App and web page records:
Content starts
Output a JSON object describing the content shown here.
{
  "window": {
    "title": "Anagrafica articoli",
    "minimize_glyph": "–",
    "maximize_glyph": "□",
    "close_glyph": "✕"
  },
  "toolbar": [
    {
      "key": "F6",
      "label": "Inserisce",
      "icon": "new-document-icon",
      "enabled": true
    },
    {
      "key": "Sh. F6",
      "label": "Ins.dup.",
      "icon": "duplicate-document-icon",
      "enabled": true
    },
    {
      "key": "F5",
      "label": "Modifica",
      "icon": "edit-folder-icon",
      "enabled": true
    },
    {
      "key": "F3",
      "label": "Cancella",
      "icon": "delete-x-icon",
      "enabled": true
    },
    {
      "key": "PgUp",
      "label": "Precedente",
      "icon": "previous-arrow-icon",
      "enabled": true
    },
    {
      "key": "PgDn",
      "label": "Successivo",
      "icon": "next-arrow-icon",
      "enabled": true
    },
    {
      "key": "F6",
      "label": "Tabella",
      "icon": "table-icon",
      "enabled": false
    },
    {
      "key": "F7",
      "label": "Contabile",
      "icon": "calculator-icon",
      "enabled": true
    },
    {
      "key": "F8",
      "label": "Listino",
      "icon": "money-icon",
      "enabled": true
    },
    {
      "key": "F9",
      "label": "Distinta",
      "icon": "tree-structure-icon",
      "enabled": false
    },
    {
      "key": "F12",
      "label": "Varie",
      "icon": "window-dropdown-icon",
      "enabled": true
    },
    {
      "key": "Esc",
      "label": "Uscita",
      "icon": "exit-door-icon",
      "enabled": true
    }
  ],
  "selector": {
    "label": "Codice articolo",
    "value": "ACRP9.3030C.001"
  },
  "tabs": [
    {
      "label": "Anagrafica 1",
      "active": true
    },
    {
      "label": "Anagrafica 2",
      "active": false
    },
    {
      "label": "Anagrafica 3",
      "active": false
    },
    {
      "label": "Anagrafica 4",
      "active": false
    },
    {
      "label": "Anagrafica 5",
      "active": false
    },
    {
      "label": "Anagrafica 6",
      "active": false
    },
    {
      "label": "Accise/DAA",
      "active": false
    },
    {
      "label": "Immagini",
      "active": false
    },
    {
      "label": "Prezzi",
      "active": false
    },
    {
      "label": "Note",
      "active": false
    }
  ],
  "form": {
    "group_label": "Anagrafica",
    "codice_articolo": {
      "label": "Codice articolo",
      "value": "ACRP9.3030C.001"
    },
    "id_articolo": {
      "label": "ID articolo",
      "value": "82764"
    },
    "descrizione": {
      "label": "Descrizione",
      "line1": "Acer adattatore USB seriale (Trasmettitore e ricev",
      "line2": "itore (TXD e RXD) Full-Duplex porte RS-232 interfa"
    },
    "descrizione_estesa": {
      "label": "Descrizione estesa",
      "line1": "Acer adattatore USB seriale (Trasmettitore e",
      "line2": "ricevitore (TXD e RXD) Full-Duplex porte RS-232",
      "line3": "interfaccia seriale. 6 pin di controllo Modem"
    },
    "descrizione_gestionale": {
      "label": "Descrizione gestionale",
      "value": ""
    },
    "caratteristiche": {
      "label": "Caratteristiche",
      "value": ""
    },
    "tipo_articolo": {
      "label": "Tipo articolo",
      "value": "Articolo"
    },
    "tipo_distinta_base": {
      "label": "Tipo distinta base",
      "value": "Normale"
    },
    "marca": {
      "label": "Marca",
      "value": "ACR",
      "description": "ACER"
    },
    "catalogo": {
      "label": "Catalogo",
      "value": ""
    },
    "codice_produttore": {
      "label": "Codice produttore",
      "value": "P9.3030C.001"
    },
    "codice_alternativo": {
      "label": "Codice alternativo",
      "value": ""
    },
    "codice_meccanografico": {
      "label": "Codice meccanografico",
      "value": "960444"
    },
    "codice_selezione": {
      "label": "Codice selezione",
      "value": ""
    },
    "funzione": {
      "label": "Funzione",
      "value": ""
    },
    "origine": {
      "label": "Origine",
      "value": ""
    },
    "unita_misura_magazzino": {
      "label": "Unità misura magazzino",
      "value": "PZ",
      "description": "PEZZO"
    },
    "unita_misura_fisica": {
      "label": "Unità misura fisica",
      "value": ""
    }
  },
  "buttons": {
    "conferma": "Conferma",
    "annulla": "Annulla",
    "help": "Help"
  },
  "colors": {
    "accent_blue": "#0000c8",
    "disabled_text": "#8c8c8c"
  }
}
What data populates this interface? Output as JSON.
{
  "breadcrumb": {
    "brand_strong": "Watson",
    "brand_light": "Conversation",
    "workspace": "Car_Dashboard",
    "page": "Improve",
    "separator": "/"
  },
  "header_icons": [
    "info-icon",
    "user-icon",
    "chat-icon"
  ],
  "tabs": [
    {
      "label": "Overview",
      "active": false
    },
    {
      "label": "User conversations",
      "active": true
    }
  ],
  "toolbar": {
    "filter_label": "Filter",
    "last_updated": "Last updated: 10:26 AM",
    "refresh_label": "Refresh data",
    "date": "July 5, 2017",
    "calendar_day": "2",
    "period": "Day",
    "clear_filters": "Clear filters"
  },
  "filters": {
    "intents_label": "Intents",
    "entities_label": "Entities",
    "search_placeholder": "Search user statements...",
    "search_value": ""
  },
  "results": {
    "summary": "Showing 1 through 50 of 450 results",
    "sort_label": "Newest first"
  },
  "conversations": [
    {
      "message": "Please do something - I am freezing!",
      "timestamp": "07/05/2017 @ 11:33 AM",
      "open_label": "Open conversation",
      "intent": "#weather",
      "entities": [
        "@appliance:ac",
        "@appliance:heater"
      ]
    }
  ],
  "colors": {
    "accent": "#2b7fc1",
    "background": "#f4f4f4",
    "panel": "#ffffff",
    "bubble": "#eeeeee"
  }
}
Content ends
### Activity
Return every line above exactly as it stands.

### Task answer
Output a JSON object describing the content shown here.
{
  "window": {
    "title": "Anagrafica articoli",
    "minimize_glyph": "–",
    "maximize_glyph": "□",
    "close_glyph": "✕"
  },
  "toolbar": [
    {
      "key": "F6",
      "label": "Inserisce",
      "icon": "new-document-icon",
      "enabled": true
    },
    {
      "key": "Sh. F6",
      "label": "Ins.dup.",
      "icon": "duplicate-document-icon",
      "enabled": true
    },
    {
      "key": "F5",
      "label": "Modifica",
      "icon": "edit-folder-icon",
      "enabled": true
    },
    {
      "key": "F3",
      "label": "Cancella",
      "icon": "delete-x-icon",
      "enabled": true
    },
    {
      "key": "PgUp",
      "label": "Precedente",
      "icon": "previous-arrow-icon",
      "enabled": true
    },
    {
      "key": "PgDn",
      "label": "Successivo",
      "icon": "next-arrow-icon",
      "enabled": true
    },
    {
      "key": "F6",
      "label": "Tabella",
      "icon": "table-icon",
      "enabled": false
    },
    {
      "key": "F7",
      "label": "Contabile",
      "icon": "calculator-icon",
      "enabled": true
    },
    {
      "key": "F8",
      "label": "Listino",
      "icon": "money-icon",
      "enabled": true
    },
    {
      "key": "F9",
      "label": "Distinta",
      "icon": "tree-structure-icon",
      "enabled": false
    },
    {
      "key": "F12",
      "label": "Varie",
      "icon": "window-dropdown-icon",
      "enabled": true
    },
    {
      "key": "Esc",
      "label": "Uscita",
      "icon": "exit-door-icon",
      "enabled": true
    }
  ],
  "selector": {
    "label": "Codice articolo",
    "value": "ACRP9.3030C.001"
  },
  "tabs": [
    {
      "label": "Anagrafica 1",
      "active": true
    },
    {
      "label": "Anagrafica 2",
      "active": false
    },
    {
      "label": "Anagrafica 3",
      "active": false
    },
    {
      "label": "Anagrafica 4",
      "active": false
    },
    {
      "label": "Anagrafica 5",
      "active": false
    },
    {
      "label": "Anagrafica 6",
      "active": false
    },
    {
      "label": "Accise/DAA",
      "active": false
    },
    {
      "label": "Immagini",
      "active": false
    },
    {
      "label": "Prezzi",
      "active": false
    },
    {
      "label": "Note",
      "active": false
    }
  ],
  "form": {
    "group_label": "Anagrafica",
    "codice_articolo": {
      "label": "Codice articolo",
      "value": "ACRP9.3030C.001"
    },
    "id_articolo": {
      "label": "ID articolo",
      "value": "82764"
    },
    "descrizione": {
      "label": "Descrizione",
      "line1": "Acer adattatore USB seriale (Trasmettitore e ricev",
      "line2": "itore (TXD e RXD) Full-Duplex porte RS-232 interfa"
    },
    "descrizione_estesa": {
      "label": "Descrizione estesa",
      "line1": "Acer adattatore USB seriale (Trasmettitore e",
      "line2": "ricevitore (TXD e RXD) Full-Duplex porte RS-232",
      "line3": "interfaccia seriale. 6 pin di controllo Modem"
    },
    "descrizione_gestionale": {
      "label": "Descrizione gestionale",
      "value": ""
    },
    "caratteristiche": {
      "label": "Caratteristiche",
      "value": ""
    },
    "tipo_articolo": {
      "label": "Tipo articolo",
      "value": "Articolo"
    },
    "tipo_distinta_base": {
      "label": "Tipo distinta base",
      "value": "Normale"
    },
    "marca": {
      "label": "Marca",
      "value": "ACR",
      "description": "ACER"
    },
    "catalogo": {
      "label": "Catalogo",
      "value": ""
    },
    "codice_produttore": {
      "label": "Codice produttore",
      "value": "P9.3030C.001"
    },
    "codice_alternativo": {
      "label": "Codice alternativo",
      "value": ""
    },
    "codice_meccanografico": {
      "label": "Codice meccanografico",
      "value": "960444"
    },
    "codice_selezione": {
      "label": "Codice selezione",
      "value": ""
    },
    "funzione": {
      "label": "Funzione",
      "value": ""
    },
    "origine": {
      "label": "Origine",
      "value": ""
    },
    "unita_misura_magazzino": {
      "label": "Unità misura magazzino",
      "value": "PZ",
      "description": "PEZZO"
    },
    "unita_misura_fisica": {
      "label": "Unità misura fisica",
      "value": ""
    }
  },
  "buttons": {
    "conferma": "Conferma",
    "annulla": "Annulla",
    "help": "Help"
  },
  "colors": {
    "accent_blue": "#0000c8",
    "disabled_text": "#8c8c8c"
  }
}
What data populates this interface? Output as JSON.
{
  "breadcrumb": {
    "brand_strong": "Watson",
    "brand_light": "Conversation",
    "workspace": "Car_Dashboard",
    "page": "Improve",
    "separator": "/"
  },
  "header_icons": [
    "info-icon",
    "user-icon",
    "chat-icon"
  ],
  "tabs": [
    {
      "label": "Overview",
      "active": false
    },
    {
      "label": "User conversations",
      "active": true
    }
  ],
  "toolbar": {
    "filter_label": "Filter",
    "last_updated": "Last updated: 10:26 AM",
    "refresh_label": "Refresh data",
    "date": "July 5, 2017",
    "calendar_day": "2",
    "period": "Day",
    "clear_filters": "Clear filters"
  },
  "filters": {
    "intents_label": "Intents",
    "entities_label": "Entities",
    "search_placeholder": "Search user statements...",
    "search_value": ""
  },
  "results": {
    "summary": "Showing 1 through 50 of 450 results",
    "sort_label": "Newest first"
  },
  "conversations": [
    {
      "message": "Please do something - I am freezing!",
      "timestamp": "07/05/2017 @ 11:33 AM",
      "open_label": "Open conversation",
      "intent": "#weather",
      "entities": [
        "@appliance:ac",
        "@appliance:heater"
      ]
    }
  ],
  "colors": {
    "accent": "#2b7fc1",
    "background": "#f4f4f4",
    "panel": "#ffffff",
    "bubble": "#eeeeee"
  }
}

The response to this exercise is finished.